## Problem to solve
Each entry needs to be copied exactly, with nothing left out.

:: Excerpted data ::

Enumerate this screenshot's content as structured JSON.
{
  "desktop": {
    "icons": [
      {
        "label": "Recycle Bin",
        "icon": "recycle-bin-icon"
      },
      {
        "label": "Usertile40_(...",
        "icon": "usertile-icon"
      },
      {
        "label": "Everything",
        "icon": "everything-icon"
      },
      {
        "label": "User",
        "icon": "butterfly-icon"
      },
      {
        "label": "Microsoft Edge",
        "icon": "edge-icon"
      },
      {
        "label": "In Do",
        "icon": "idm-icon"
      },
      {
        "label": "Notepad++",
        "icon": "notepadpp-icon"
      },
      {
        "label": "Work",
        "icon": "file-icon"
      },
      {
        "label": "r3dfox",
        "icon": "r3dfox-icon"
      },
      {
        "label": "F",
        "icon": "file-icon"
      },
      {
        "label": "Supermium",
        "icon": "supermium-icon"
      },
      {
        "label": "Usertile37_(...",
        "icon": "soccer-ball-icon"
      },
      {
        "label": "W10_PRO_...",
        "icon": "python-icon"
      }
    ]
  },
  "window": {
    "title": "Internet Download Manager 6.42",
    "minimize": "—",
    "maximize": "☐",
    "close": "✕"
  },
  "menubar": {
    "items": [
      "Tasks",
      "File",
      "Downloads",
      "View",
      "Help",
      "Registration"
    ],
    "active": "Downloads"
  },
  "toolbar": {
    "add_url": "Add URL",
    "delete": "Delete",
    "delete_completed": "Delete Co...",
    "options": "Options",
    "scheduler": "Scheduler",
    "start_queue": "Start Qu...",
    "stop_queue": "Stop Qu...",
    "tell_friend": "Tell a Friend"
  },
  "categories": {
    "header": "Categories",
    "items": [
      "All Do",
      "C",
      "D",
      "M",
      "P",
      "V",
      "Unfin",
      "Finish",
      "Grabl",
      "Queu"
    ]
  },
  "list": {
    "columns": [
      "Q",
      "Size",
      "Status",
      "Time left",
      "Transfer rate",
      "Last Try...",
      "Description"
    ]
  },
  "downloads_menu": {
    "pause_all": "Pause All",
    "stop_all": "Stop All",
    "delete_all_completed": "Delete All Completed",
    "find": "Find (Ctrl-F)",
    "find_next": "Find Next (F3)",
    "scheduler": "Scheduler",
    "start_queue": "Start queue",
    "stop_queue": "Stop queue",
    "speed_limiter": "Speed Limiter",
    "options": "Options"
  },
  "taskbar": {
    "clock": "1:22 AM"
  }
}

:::

## Answer box
Enumerate this screenshot's content as structured JSON.
{
  "desktop": {
    "icons": [
      {
        "label": "Recycle Bin",
        "icon": "recycle-bin-icon"
      },
      {
        "label": "Usertile40_(...",
        "icon": "usertile-icon"
      },
      {
        "label": "Everything",
        "icon": "everything-icon"
      },
      {
        "label": "User",
        "icon": "butterfly-icon"
      },
      {
        "label": "Microsoft Edge",
        "icon": "edge-icon"
      },
      {
        "label": "In Do",
        "icon": "idm-icon"
      },
      {
        "label": "Notepad++",
        "icon": "notepadpp-icon"
      },
      {
        "label": "Work",
        "icon": "file-icon"
      },
      {
        "label": "r3dfox",
        "icon": "r3dfox-icon"
      },
      {
        "label": "F",
        "icon": "file-icon"
      },
      {
        "label": "Supermium",
        "icon": "supermium-icon"
      },
      {
        "label": "Usertile37_(...",
        "icon": "soccer-ball-icon"
      },
      {
        "label": "W10_PRO_...",
        "icon": "python-icon"
      }
    ]
  },
  "window": {
    "title": "Internet Download Manager 6.42",
    "minimize": "—",
    "maximize": "☐",
    "close": "✕"
  },
  "menubar": {
    "items": [
      "Tasks",
      "File",
      "Downloads",
      "View",
      "Help",
      "Registration"
    ],
    "active": "Downloads"
  },
  "toolbar": {
    "add_url": "Add URL",
    "delete": "Delete",
    "delete_completed": "Delete Co...",
    "options": "Options",
    "scheduler": "Scheduler",
    "start_queue": "Start Qu...",
    "stop_queue": "Stop Qu...",
    "tell_friend": "Tell a Friend"
  },
  "categories": {
    "header": "Categories",
    "items": [
      "All Do",
      "C",
      "D",
      "M",
      "P",
      "V",
      "Unfin",
      "Finish",
      "Grabl",
      "Queu"
    ]
  },
  "list": {
    "columns": [
      "Q",
      "Size",
      "Status",
      "Time left",
      "Transfer rate",
      "Last Try...",
      "Description"
    ]
  },
  "downloads_menu": {
    "pause_all": "Pause All",
    "stop_all": "Stop All",
    "delete_all_completed": "Delete All Completed",
    "find": "Find (Ctrl-F)",
    "find_next": "Find Next (F3)",
    "scheduler": "Scheduler",
    "start_queue": "Start queue",
    "stop_queue": "Stop queue",
    "speed_limiter": "Speed Limiter",
    "options": "Options"
  },
  "taskbar": {
    "clock": "1:22 AM"
  }
}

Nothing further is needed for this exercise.